  • S. Johnson, J.J. Torres, and J. Marro, “Robust short-term memory without synaptic learning”, PLOS ONE 8(1), e50276 (2013) (open access)
  • S. de Franciscis, S. Johnson, and J.J. Torres, “Enhancing neural network performance via assortativity”, Physical Review E 83, 036114 (2011) (arXiv:1012.1813)
  • S. Johnson, “Interplay between Network Topology and Dynamics in Neural Systems”, PhD thesis (2011) (arXiv:1302.3943)
  • S. Johnson, J.J. Torres, J. Marro, and M.A. Muñoz, “Entropic origin of disassortativity in complex networks”, Physical Review Letters 104, 108702 (2010) (arXiv:1002.3286)

  • S. Johnson, J. Marro, and J.J. Torres, “Evolving networks and the development of neural systems”, Journal of Statistical Mechanics (2010) P03003 (arXiv:0905.3759)

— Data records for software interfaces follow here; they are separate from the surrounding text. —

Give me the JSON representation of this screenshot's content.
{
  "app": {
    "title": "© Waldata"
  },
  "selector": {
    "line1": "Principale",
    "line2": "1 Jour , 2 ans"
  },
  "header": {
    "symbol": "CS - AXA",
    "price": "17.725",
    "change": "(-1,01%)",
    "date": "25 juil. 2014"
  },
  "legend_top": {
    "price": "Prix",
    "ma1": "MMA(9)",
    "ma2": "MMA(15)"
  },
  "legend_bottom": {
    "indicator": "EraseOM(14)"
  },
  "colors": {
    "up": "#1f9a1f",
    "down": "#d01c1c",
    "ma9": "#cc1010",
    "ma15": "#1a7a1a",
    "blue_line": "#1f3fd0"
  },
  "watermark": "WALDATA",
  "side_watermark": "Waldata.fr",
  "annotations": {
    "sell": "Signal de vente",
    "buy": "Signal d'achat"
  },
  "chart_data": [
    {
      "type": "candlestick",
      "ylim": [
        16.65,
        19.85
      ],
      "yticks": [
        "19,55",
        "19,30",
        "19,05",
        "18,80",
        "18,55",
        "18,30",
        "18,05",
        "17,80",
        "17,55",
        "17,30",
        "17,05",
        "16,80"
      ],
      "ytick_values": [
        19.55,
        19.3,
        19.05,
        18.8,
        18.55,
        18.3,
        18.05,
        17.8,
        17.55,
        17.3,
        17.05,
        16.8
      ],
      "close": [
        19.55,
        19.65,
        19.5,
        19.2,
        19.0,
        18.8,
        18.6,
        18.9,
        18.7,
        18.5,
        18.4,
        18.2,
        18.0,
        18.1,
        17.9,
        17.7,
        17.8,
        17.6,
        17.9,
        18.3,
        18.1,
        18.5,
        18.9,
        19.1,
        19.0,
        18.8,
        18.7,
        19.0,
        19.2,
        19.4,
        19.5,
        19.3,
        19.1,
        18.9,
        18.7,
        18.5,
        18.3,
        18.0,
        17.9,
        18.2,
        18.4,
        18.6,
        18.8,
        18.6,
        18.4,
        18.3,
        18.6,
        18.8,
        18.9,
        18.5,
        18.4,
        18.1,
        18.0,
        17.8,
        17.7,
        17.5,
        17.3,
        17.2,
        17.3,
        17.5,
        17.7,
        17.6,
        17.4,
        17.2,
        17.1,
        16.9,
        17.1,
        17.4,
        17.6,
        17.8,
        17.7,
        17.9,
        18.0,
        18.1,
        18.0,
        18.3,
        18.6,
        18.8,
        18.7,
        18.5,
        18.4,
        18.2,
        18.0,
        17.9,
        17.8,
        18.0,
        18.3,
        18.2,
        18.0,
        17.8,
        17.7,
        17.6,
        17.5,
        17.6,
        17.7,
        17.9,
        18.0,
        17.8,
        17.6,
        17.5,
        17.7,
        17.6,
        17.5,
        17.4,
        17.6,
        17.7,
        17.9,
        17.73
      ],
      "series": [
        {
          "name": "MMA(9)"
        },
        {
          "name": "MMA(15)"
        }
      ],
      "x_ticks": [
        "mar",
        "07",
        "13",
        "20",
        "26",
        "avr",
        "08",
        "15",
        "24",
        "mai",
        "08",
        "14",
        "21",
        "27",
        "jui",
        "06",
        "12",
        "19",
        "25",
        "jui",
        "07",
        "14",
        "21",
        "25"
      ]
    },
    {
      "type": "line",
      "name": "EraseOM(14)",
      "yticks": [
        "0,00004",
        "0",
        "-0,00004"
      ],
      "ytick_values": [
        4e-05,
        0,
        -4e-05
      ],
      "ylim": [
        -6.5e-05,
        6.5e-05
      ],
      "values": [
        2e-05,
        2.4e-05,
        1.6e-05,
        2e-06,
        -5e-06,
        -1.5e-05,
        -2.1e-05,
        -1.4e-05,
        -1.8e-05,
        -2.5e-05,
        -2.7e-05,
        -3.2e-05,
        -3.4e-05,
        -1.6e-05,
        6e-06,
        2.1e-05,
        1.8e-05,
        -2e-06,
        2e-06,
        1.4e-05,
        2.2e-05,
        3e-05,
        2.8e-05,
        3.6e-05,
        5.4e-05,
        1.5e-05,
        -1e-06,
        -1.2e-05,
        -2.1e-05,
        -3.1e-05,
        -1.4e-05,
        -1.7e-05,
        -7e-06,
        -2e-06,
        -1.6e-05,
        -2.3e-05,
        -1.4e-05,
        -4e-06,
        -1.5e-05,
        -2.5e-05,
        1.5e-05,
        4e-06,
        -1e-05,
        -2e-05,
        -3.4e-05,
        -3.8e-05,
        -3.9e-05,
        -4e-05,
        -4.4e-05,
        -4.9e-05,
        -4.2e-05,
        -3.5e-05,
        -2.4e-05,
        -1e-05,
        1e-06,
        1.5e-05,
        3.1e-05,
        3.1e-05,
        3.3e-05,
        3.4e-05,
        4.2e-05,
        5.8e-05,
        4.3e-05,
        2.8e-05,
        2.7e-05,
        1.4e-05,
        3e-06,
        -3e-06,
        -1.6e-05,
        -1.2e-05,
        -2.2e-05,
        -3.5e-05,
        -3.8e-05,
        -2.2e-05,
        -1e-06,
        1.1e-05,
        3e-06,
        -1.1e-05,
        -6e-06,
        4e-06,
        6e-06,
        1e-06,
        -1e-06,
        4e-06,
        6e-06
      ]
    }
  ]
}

  • J.J. Torres, S. de Franciscis, S. Johnson, and J. Marro, “Excitable networks: Nonequilibrium criticality and optimum topology”, International Journal of Bifurcation and Chaos 20, 869-75 (2010)

  • S. Johnson, J.J. Torres, and J. Marro, “Nonlinear preferential rewiring in fixed-size networks as a diffusion process”, Physical Review E 79, 050104(R) (2009) (arXiv:0905.1666)
  • S. Johnson, J. Marro, J.F. Mejias, and J.J. Torres, “Development of neural network structure with biological mechanisms”, Lecture Notes in Computer Science 5517, 228 (2009)
  • J.F. Mejias, J.J. Torres, S. Johnson, and H.J. Kappen, “Switching dynamics of neural systems in the presence of multiplicative colored noise”, Lecture Notes in Computer Science 5517, 17 (2009)
  • S. Johnson, J. Marro, and J.J. Torres, “Functional optimization in complex excitable networks”, EPL (Europhysics Letters) 83, 46006 (2008) (arXiv:0805.1309)